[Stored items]
════
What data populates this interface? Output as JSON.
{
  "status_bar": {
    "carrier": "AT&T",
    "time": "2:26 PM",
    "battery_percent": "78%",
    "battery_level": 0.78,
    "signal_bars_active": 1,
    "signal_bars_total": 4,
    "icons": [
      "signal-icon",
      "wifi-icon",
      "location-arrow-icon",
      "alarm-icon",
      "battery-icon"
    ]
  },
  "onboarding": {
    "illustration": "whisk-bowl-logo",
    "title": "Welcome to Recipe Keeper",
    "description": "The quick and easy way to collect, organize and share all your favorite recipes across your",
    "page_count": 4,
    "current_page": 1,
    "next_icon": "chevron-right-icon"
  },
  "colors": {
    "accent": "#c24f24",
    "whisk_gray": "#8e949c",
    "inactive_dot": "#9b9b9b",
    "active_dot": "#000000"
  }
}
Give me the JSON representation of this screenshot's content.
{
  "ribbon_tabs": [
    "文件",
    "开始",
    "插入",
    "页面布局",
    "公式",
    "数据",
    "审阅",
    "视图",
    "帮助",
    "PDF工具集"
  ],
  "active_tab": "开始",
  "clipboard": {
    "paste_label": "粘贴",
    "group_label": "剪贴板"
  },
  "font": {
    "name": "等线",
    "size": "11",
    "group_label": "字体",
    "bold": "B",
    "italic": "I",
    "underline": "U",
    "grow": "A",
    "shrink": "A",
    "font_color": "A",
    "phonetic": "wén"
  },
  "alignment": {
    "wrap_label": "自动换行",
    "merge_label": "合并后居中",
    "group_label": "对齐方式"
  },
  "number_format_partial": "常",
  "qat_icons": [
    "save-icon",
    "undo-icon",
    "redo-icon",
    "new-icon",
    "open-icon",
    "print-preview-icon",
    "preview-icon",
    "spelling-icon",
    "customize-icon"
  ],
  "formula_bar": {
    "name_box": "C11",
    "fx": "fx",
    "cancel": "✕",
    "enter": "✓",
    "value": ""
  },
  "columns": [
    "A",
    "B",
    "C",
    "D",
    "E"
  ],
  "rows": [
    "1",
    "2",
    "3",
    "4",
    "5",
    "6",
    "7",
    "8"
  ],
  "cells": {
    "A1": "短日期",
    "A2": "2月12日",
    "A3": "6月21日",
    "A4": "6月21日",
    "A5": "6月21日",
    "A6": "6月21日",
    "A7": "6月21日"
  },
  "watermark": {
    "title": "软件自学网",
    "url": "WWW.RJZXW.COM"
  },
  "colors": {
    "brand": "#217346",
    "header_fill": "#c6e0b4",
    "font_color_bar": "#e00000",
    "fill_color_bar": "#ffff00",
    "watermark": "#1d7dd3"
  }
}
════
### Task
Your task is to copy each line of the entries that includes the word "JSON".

### Written answer
What data populates this interface? Output as JSON.
Give me the JSON representation of this screenshot's content.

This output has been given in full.